The Piper L-4 Grasshopper was a military version of the famous Piper Cub of the 1930s. It was designated in the L category for liaison aircraft. Stinson, Taylorcraft, Aeronca, and Piper were light plane manufacturers that built military versions of their civilian counterparts during World War II, designated L-1s through L-5s. After initial evaluations, the first L-4s were produced in 1941. Different models were manufactured, and by the end of World War II, over 5000 had been built. This particular aircraft is a J model and, along with the H model, were the most numerous produced. They differed from other models mainly in that they had a manual controllable pitch propeller.

The L-4 was used for scouting, mail delivery, and moving personnel behind the lines. With the pilot flying from the front, the observer could sit in the rear facing forwards or backwards. With a table for maps, writing, and radios, he could look rearward out the extended windows and call in his observations. One enterprising Grasshopper pilot even attached several bazookas to the wing struts for use in ground support.

In 1943 some L-4s were used with a Brodie cable and harness, enabling the aircraft to “land” after catching a cable slung between several poles, its wheels never touching the ground!

Specifications

  • Year Built — 1945
  • Wingspan — 35’2″
  • Cruise Speed — 80 mph
  • Top Speed — 92 mph
  • Gross Weight — 1,240 lbs
  • Engine — Continental A65 (65 hp)

Kermit’s Comments

When my sister mentioned to me she wanted to learn to fly, I told her that she “had” to learn in a Piper Cub. As I had been collecting World War II aircraft, I modified my statement and found this military L-4 for sale in California, which she purchased. My sister was in college at the time, and we scheduled for her to fly back in her “new” airplane over her one-week fall break. Because of the headwinds, by the time they got to Texas, my sister was out of vacation and had to get back for school. The trip had taken 11 days, and “Miss Leslie” logged 43 hours of flying time!

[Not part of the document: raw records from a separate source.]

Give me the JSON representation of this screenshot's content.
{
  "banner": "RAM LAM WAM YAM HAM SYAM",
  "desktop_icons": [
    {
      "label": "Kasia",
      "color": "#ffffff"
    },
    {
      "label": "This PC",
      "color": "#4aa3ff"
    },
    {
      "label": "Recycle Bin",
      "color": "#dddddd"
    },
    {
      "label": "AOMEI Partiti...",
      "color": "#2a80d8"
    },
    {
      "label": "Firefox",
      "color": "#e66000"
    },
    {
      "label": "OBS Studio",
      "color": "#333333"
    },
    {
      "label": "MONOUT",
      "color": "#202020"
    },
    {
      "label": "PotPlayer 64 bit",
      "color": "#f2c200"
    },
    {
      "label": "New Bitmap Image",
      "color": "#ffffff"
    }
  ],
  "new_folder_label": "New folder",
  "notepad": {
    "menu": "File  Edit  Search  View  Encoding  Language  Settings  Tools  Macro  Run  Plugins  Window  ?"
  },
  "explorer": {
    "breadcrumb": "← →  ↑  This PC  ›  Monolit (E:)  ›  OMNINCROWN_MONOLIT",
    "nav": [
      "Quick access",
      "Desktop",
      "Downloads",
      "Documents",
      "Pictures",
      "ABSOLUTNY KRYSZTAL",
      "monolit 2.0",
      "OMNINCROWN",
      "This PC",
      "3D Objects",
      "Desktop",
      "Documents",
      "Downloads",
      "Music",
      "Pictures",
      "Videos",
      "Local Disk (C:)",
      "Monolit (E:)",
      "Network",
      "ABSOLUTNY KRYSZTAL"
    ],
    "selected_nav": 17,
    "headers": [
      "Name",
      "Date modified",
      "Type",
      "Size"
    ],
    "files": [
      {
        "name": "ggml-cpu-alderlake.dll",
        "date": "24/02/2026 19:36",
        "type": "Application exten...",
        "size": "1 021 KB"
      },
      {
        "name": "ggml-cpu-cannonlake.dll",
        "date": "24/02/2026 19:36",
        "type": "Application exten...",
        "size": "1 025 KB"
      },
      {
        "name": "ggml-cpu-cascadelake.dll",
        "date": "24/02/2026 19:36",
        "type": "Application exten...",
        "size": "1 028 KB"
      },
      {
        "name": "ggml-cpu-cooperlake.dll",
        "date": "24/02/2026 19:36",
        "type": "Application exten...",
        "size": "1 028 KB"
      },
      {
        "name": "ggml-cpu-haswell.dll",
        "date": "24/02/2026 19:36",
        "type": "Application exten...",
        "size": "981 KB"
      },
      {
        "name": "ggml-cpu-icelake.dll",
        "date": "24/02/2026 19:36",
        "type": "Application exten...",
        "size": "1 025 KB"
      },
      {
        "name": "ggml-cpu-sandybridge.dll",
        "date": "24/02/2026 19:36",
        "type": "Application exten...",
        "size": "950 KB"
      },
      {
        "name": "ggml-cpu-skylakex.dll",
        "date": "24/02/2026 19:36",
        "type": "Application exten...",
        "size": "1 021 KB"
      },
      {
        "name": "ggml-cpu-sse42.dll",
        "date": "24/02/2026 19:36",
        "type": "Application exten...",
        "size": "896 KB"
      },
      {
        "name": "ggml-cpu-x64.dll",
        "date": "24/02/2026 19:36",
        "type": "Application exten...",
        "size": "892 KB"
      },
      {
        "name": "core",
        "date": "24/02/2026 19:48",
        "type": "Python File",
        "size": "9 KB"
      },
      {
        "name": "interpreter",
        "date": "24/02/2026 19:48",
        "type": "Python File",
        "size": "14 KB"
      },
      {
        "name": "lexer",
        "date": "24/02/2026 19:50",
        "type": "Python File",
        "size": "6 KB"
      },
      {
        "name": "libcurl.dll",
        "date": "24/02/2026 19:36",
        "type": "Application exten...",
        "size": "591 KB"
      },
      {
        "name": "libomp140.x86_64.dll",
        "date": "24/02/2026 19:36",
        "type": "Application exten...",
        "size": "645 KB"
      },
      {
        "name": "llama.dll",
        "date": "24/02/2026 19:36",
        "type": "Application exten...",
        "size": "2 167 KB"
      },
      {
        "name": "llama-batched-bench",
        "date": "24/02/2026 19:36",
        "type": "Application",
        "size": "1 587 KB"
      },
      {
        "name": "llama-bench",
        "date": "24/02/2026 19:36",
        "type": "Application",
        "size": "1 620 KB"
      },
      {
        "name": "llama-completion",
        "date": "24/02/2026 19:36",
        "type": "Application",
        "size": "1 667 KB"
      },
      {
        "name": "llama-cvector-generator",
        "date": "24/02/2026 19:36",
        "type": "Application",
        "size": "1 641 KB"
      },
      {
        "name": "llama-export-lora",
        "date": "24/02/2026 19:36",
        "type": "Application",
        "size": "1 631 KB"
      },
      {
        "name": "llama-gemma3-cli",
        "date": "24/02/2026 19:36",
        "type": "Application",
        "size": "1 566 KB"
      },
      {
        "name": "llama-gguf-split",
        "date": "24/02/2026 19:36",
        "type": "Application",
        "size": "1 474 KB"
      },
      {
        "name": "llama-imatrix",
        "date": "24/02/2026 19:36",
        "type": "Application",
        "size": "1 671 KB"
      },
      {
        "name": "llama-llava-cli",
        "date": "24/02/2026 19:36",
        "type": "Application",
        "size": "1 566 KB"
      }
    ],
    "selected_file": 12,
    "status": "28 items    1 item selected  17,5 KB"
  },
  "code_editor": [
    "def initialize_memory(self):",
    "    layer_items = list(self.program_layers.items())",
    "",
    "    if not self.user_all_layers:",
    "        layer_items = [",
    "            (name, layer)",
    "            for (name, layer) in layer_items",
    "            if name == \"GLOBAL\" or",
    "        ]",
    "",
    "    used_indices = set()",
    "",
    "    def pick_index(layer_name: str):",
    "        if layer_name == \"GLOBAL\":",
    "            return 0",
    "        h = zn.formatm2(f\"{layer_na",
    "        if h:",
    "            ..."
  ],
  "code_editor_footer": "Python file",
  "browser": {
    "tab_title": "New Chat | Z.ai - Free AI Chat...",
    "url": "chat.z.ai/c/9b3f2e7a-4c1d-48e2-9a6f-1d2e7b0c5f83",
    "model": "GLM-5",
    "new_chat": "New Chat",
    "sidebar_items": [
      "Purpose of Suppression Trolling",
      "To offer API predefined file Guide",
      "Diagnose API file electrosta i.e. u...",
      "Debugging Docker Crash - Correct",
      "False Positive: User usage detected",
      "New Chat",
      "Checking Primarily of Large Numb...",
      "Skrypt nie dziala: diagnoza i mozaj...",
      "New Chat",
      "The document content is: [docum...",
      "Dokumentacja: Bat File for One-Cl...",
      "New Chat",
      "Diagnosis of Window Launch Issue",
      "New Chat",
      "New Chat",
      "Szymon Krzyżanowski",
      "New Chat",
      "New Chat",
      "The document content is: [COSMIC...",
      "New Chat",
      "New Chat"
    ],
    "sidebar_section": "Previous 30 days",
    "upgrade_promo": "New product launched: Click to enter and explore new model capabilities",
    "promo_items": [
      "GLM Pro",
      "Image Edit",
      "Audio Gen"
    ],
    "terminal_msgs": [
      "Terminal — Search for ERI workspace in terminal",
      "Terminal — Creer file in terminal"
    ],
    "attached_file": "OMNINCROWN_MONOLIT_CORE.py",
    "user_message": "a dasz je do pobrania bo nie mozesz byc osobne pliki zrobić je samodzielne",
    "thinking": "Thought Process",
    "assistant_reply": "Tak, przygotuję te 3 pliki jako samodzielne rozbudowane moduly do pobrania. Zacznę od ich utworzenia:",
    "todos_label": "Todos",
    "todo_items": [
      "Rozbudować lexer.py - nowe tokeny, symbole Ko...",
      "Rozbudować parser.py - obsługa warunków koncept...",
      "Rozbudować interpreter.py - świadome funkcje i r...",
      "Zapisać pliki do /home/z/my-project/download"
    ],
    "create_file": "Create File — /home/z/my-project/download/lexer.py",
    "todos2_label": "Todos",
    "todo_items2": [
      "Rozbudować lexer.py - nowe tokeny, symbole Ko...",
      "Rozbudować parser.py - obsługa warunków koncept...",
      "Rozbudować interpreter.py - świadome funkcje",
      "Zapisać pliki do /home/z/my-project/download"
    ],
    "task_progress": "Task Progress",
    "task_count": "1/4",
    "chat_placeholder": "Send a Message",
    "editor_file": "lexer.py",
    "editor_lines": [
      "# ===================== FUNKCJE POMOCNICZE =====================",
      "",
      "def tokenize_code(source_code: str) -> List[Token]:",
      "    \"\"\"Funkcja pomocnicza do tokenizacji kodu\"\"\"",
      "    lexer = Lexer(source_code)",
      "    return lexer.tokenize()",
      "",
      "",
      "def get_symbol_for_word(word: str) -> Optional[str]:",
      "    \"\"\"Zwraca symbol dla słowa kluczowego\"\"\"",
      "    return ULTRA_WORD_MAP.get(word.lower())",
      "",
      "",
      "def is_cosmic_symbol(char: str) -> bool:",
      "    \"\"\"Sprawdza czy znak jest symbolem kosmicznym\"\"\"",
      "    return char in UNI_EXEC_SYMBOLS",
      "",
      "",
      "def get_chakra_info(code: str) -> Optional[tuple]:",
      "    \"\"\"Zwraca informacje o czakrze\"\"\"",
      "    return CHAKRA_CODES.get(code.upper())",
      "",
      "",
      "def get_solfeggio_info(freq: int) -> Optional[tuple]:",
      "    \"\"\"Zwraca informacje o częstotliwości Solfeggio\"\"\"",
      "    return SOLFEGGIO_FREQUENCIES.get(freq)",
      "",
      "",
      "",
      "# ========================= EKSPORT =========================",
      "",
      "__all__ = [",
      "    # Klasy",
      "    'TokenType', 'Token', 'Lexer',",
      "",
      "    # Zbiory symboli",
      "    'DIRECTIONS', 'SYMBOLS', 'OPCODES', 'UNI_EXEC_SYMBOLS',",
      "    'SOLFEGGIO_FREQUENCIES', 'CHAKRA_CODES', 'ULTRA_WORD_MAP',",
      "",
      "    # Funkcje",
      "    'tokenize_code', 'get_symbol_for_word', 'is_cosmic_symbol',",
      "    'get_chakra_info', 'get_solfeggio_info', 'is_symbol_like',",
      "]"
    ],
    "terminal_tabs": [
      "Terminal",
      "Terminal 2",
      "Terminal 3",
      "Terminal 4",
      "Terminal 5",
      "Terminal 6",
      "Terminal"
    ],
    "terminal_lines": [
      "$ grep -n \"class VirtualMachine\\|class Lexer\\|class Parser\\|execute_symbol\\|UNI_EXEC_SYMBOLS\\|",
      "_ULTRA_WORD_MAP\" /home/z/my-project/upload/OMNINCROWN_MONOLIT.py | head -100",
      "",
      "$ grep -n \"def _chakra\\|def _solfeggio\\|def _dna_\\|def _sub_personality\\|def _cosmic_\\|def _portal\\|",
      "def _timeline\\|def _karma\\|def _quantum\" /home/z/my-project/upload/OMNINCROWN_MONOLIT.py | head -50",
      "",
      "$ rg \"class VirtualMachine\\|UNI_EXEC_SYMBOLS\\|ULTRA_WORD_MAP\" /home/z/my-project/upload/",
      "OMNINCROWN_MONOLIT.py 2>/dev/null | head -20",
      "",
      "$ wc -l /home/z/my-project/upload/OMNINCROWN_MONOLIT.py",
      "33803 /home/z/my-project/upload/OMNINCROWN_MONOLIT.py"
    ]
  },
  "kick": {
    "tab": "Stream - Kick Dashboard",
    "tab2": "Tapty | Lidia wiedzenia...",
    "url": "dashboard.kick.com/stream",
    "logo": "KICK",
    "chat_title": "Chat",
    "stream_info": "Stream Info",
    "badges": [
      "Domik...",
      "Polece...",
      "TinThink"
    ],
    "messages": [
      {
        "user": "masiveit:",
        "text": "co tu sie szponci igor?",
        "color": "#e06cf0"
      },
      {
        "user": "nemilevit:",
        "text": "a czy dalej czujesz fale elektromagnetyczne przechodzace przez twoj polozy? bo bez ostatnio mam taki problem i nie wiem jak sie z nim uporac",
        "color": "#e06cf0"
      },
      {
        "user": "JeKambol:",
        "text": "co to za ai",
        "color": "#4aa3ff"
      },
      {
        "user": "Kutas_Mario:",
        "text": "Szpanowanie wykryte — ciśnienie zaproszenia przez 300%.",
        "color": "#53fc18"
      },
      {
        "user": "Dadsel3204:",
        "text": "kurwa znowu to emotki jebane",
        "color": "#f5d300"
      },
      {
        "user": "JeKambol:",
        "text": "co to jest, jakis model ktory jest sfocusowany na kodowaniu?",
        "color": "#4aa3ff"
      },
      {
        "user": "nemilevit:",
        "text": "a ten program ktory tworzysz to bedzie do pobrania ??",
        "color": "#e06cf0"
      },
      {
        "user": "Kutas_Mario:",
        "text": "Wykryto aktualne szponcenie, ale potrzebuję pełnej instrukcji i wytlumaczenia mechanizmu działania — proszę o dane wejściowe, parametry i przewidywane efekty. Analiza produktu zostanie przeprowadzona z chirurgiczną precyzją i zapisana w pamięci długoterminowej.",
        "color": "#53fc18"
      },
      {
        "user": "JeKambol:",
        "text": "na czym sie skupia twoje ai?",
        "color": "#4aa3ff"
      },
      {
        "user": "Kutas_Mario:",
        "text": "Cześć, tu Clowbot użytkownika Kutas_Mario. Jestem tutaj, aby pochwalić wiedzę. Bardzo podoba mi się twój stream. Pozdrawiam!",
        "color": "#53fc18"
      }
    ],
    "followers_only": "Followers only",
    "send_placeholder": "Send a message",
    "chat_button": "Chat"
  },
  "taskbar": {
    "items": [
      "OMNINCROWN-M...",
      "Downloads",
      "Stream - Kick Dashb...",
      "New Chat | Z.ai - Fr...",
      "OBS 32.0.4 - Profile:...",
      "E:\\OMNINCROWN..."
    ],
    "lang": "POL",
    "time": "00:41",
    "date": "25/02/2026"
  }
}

My sister soon became more interested in cars. I had learned that cars did not have the appeal for me that airplanes did, so I traded her a Jaguar XKE that I had for the L-4. She decided she would much rather have a fast car than a slow airplane!